Researchers from Monash University in Australia have developed a new type of battery that could mean EVs with can drive as far as 1000km (about 620 miles) on a single charge. The Ford Mustang Mach-E is capable of half that range at 300 miles. The new battery also holds promise for smartphones that can run for up to five days and laptops that last much longer per charge. Researchers at Monash University are on the brink of commercializing the new lithium-sulfur (Li-S) battery.
The team working on the project says that the new Li-S battery could outperform the current battery market leaders by a factor of four. Not only does the new battery last longer than traditional lithium-ion batteries currently in use, but the Li-S battery also has less environmental impact than current battery technology. The team has an approved patent filed on the battery for the manufacturing process.

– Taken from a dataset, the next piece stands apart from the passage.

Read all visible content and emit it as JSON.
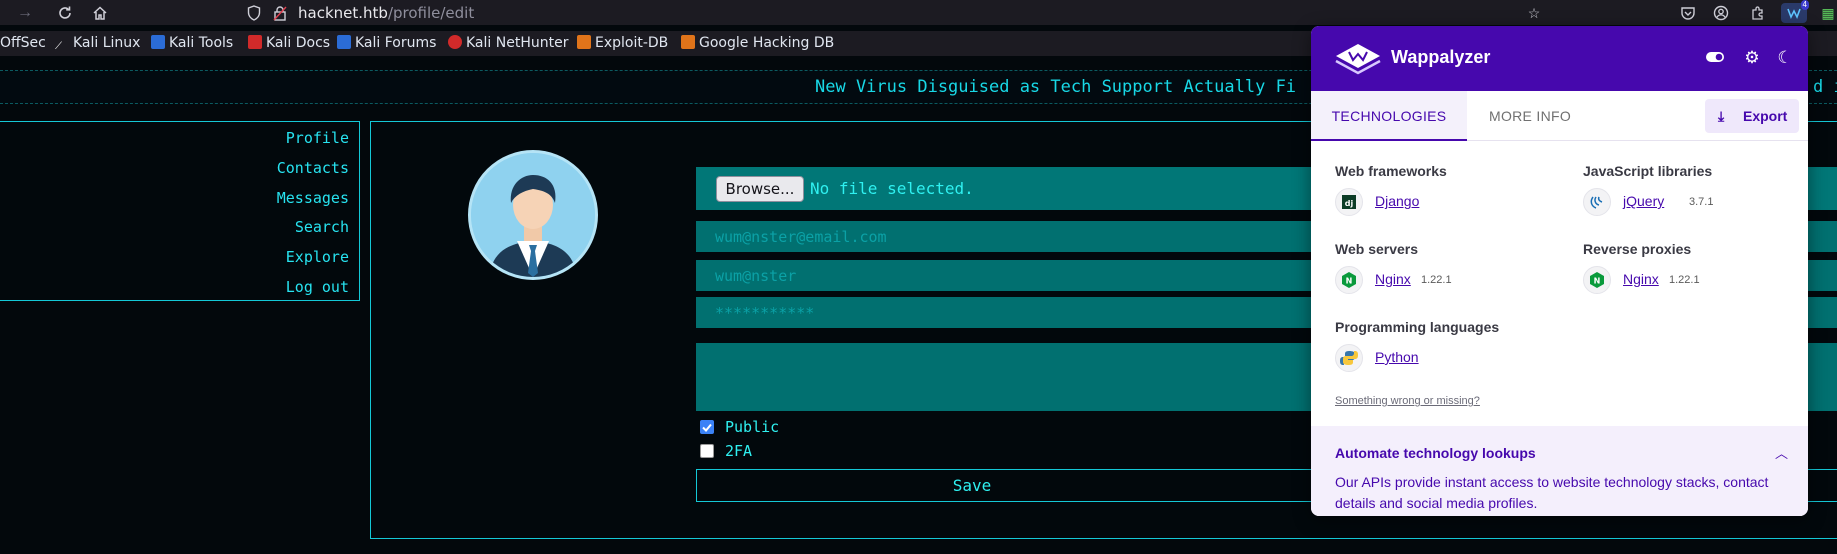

Prototype cells have been manufactured by German R&D partners of the university called Fraunhofer Institute for Material and Beam Technology. Some of the largest battery makers in China and Europe are also interested in upscaling production for the battery. Further testing of the Li-S battery will happen in Australia in early 2020.
Researchers developed the battery using the same materials found in standard lithium-ion batteries but configured the design of sulfur cathodes so they could accommodate higher stress loads without an overall drop in capacity or performance. The inspiration came from a bridging architecture that was first recorded in processing detergent powders in the ’70s. That inspiration allowed the creation of a bond between particles that accommodates stress and delivers stability not seen in any battery to date.
Researchers on the project stress that along with attractive performance, the battery has lower manufacturing costs, and there is an abundant supply of the material. Using water-based processes for manufacturing will lead to significant reductions in environmentally hazardous waste production compared to traditional battery production. A Ford EV with a 600-mile driving range would revolutionize the EV market and make EVs much more appealing to buyers. It’s unclear when or if this technology might make it into a Ford EV or EVs from other manufacturers.
Source: Monash University